Monday, May 20, 2013
Reported cases of Lyme disease are on the rise in Oregon and Washington state according to the International Society for Infectious Diseases. This increase in prevalence suggests expansion and emergence of the disease in new geographic areas. This could also be due to increased Lyme awareness in these regions and more testing and resulting diagnoses. In any case, Lyme appears to be showing up in unexpected places and cases continue to show an upward trend.
|Man's new best friend?|
Rodents act as a natural reservoir for many zoonotic diseases, including Lyme, and reductions in their populations due to feral cat predation may also reduce prevalence and transmission of disease. This "service" may be especially important given the loss of other meso-predators, like foxes, from many ecosystems.
While their impact on biodiversity is certainly lamentable, and reintroduction of native predators a better solution to the problem, it is worth considering the broader impacts of feral cats in the species-poor, predator-free ecosystems that many have come to inhabit

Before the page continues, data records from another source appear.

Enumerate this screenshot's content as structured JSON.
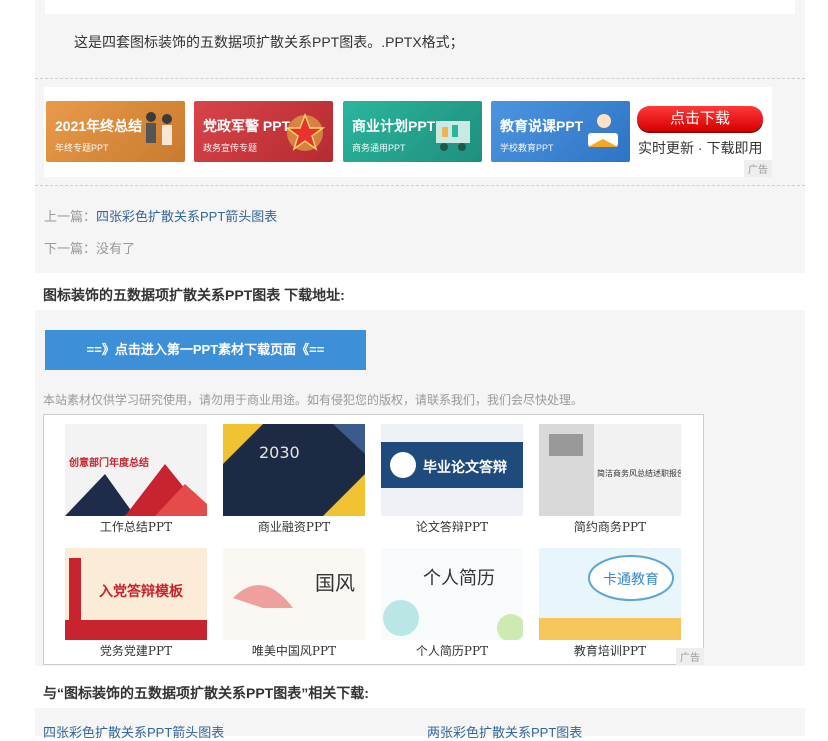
{
  "description": "这是四套图标装饰的五数据项扩散关系PPT图表。.PPTX格式；",
  "ad_banner": {
    "cards": [
      {
        "title": "2021年终总结",
        "subtitle": "年终专题PPT",
        "color": "#d88a3c",
        "icon": "people-icon"
      },
      {
        "title": "党政军警 PPT",
        "subtitle": "政务宣传专题",
        "color": "#c9353b",
        "icon": "star-icon"
      },
      {
        "title": "商业计划PPT",
        "subtitle": "商务通用PPT",
        "color": "#25a28f",
        "icon": "business-people-icon"
      },
      {
        "title": "教育说课PPT",
        "subtitle": "学校教育PPT",
        "color": "#3f86d6",
        "icon": "student-icon"
      }
    ],
    "button": "点击下载",
    "sub": "实时更新 · 下载即用",
    "tag": "广告"
  },
  "nav": {
    "prev_label": "上一篇：",
    "prev_link": "四张彩色扩散关系PPT箭头图表",
    "next_label": "下一篇：",
    "next_text": "没有了"
  },
  "download": {
    "heading": "图标装饰的五数据项扩散关系PPT图表 下载地址:",
    "button": "==》点击进入第一PPT素材下载页面《==",
    "notice": "本站素材仅供学习研究使用，请勿用于商业用途。如有侵犯您的版权，请联系我们，我们会尽快处理。"
  },
  "templates": {
    "items": [
      {
        "caption": "工作总结PPT",
        "thumb_text": "创意部门年度总结"
      },
      {
        "caption": "商业融资PPT",
        "thumb_text": "2030"
      },
      {
        "caption": "论文答辩PPT",
        "thumb_text": "毕业论文答辩"
      },
      {
        "caption": "简约商务PPT",
        "thumb_text": "简洁商务风总结述职报告"
      },
      {
        "caption": "党务党建PPT",
        "thumb_text": "入党答辩模板"
      },
      {
        "caption": "唯美中国风PPT",
        "thumb_text": "国风"
      },
      {
        "caption": "个人简历PPT",
        "thumb_text": "个人简历"
      },
      {
        "caption": "教育培训PPT",
        "thumb_text": "卡通教育"
      }
    ],
    "tag": "广告"
  },
  "related": {
    "heading": "与“图标装饰的五数据项扩散关系PPT图表”相关下载:",
    "links": [
      "四张彩色扩散关系PPT箭头图表",
      "两张彩色扩散关系PPT图表"
    ]
  }
}
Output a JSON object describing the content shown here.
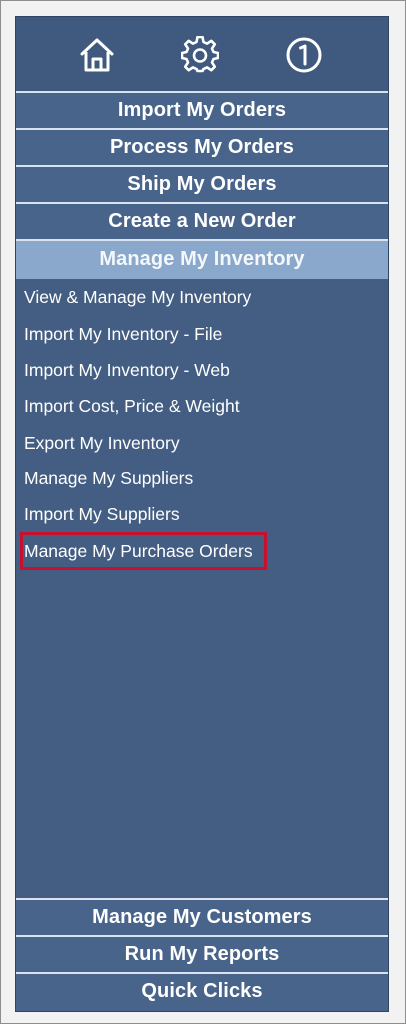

Recent testing of black-legged ticks collected in the Santa Monica Mountains in Los Angeles and Ventura Counties in southern California has yielded Lyme-positive results. Some of these represent identification of the bacteria in new geographic locations where it has not been found before. Whether this is due to expansion and an increase in the geographic range of the disease, or due to an increase in testing is difficult to determine.